Hundreds of years ago the poet William Shakespeare wrote:
To be, or not to be?
Today, users of some HP Notebook laptops with AMD CPU (like HP Notebook 15-ba006nm) wanting to have Linux often have different dilemma:
amd_iommu=off or amd_iommu=fullflush ?
As I experienced myself, Linux with kernel in version between 4.8 and 4.12 has problems to boot on such laptops. The solution that I found in September 2017 was to add following boot-parameter for kernel:
amd_iommu=off. But as I’ve recently discovered the 2nd variant (
amd_iommu=fullflush) helps as well in this situation (verified with Linux Mint 18.3 LTS).
The problem with the 1st variant (
amd_iommu=off) is that it turns off the IOMMU. I can bet this is not obvious for many people what the hell is this “IOMMU”? And if it can safely be turned off?
In practice you can live without IOMMU – as I did.
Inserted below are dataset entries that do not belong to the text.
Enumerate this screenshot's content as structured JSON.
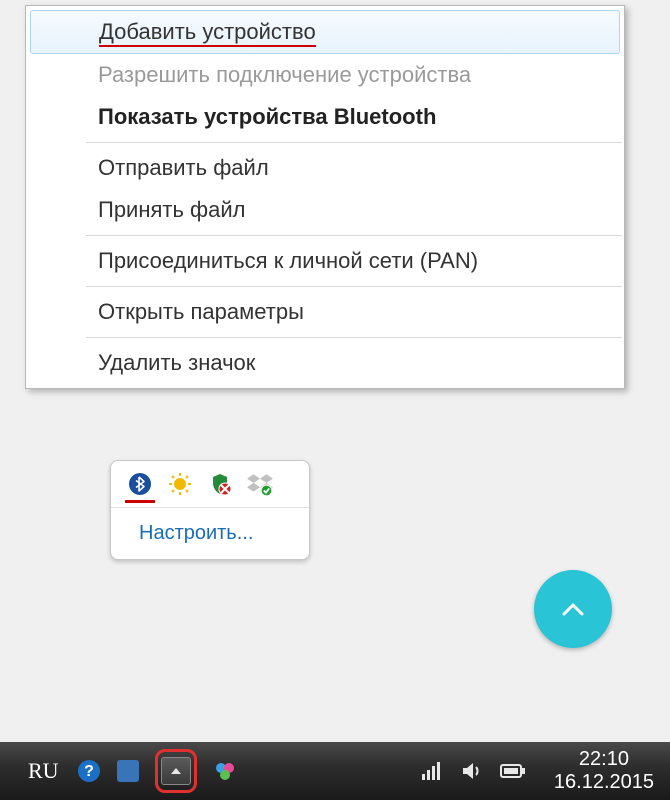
{
  "menu": {
    "items": [
      {
        "label": "Добавить устройство",
        "highlighted": true,
        "disabled": false,
        "bold": false
      },
      {
        "label": "Разрешить подключение устройства",
        "highlighted": false,
        "disabled": true,
        "bold": false
      },
      {
        "label": "Показать устройства Bluetooth",
        "highlighted": false,
        "disabled": false,
        "bold": true
      },
      {
        "separator": true
      },
      {
        "label": "Отправить файл",
        "highlighted": false,
        "disabled": false,
        "bold": false
      },
      {
        "label": "Принять файл",
        "highlighted": false,
        "disabled": false,
        "bold": false
      },
      {
        "separator": true
      },
      {
        "label": "Присоединиться к личной сети (PAN)",
        "highlighted": false,
        "disabled": false,
        "bold": false
      },
      {
        "separator": true
      },
      {
        "label": "Открыть параметры",
        "highlighted": false,
        "disabled": false,
        "bold": false
      },
      {
        "separator": true
      },
      {
        "label": "Удалить значок",
        "highlighted": false,
        "disabled": false,
        "bold": false
      }
    ]
  },
  "trayPopup": {
    "customizeLabel": "Настроить...",
    "icons": [
      {
        "name": "bluetooth-icon",
        "selected": true
      },
      {
        "name": "sun-icon"
      },
      {
        "name": "shield-alert-icon"
      },
      {
        "name": "dropbox-icon"
      }
    ]
  },
  "taskbar": {
    "lang": "RU",
    "time": "22:10",
    "date": "16.12.2015"
  }
}
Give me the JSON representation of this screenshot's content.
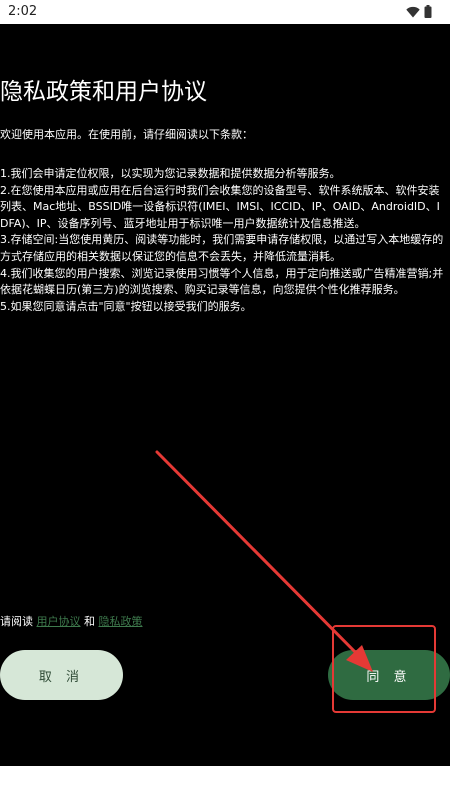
{
  "status_bar": {
    "time": "2:02"
  },
  "dialog": {
    "title": "隐私政策和用户协议",
    "intro": "欢迎使用本应用。在使用前，请仔细阅读以下条款：",
    "terms": [
      "1.我们会申请定位权限，以实现为您记录数据和提供数据分析等服务。",
      "2.在您使用本应用或应用在后台运行时我们会收集您的设备型号、软件系统版本、软件安装列表、Mac地址、BSSID唯一设备标识符(IMEI、IMSI、ICCID、IP、OAID、AndroidID、IDFA)、IP、设备序列号、蓝牙地址用于标识唯一用户数据统计及信息推送。",
      "3.存储空间:当您使用黄历、阅读等功能时，我们需要申请存储权限，以通过写入本地缓存的方式存储应用的相关数据以保证您的信息不会丢失，并降低流量消耗。",
      "4.我们收集您的用户搜索、浏览记录使用习惯等个人信息，用于定向推送或广告精准营销;并依据花蝴蝶日历(第三方)的浏览搜索、购买记录等信息，向您提供个性化推荐服务。",
      "5.如果您同意请点击\"同意\"按钮以接受我们的服务。"
    ],
    "agreement": {
      "prefix": "请阅读 ",
      "user_agreement_link": "用户协议",
      "and": " 和 ",
      "privacy_policy_link": "隐私政策"
    },
    "buttons": {
      "cancel_label": "取 消",
      "agree_label": "同 意"
    }
  },
  "colors": {
    "background": "#000000",
    "link": "#3e7a4d",
    "cancel_bg": "#d6e7d7",
    "agree_bg": "#2f6b41",
    "annotation": "#e53935"
  },
  "icons": {
    "status": [
      "wifi-icon",
      "battery-icon"
    ],
    "annotation": "arrow-icon"
  }
}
Actually nothing changes in normal, daily using of a computer (my impression).
But only last days I’ve learned more about the IOMMU. Especially this page was very helpful: IOMMU: Virtualizing IO through IO Memory Management Unit (IOMMU), Use Cases and Internals of IOMMU. The title says about virtualization however it’s not what I see as the most important thing related to IOMMU. Thanks to the presentation found on this page, I have learned that the IOMMU is a piece of hardware that is important from the security point of view. It’s because without IOMMU:
- there is no protection from malicious (or vulnerable?) devices (DMA Attack)
- there is no protection from buggy device drivers – so poor driver can destabilize your system or even cause some corruption
There are more, but the 2 points above I see as the most important advantages of using IOMMU.
Of course there are other ways the IOMMU functionality can be… emulated. For example by OS software (bounce buffer). But it doesn’t perform as good as IOMMU – because the IOMMU is hardware. And I’m not sure if a software solution is as safe as IOMMU.
If you find yourself in a situation that you have to add
amd_iommu=off as parameter for kernel to boot your Linux first try if this parameter instead does the job:
As the value suggests it should make that IOMMU is used, what is safer than turning IOMMU off. So dilemma solved! 🙂
How to check if IOMMU is used?
Examine output of the following command:
dmesg|grep -i iommu
If there is some output and it doesn’t mention any warning or error then it’s good.
If you have such a problem with booting Linux on your computer that was solved only by adding kernel boot-param
amd_iommu=off then try newer Linux version! Ubuntu 18.04 LTS has kernel 4.15 and the problem is gone on my HP laptop! 🙂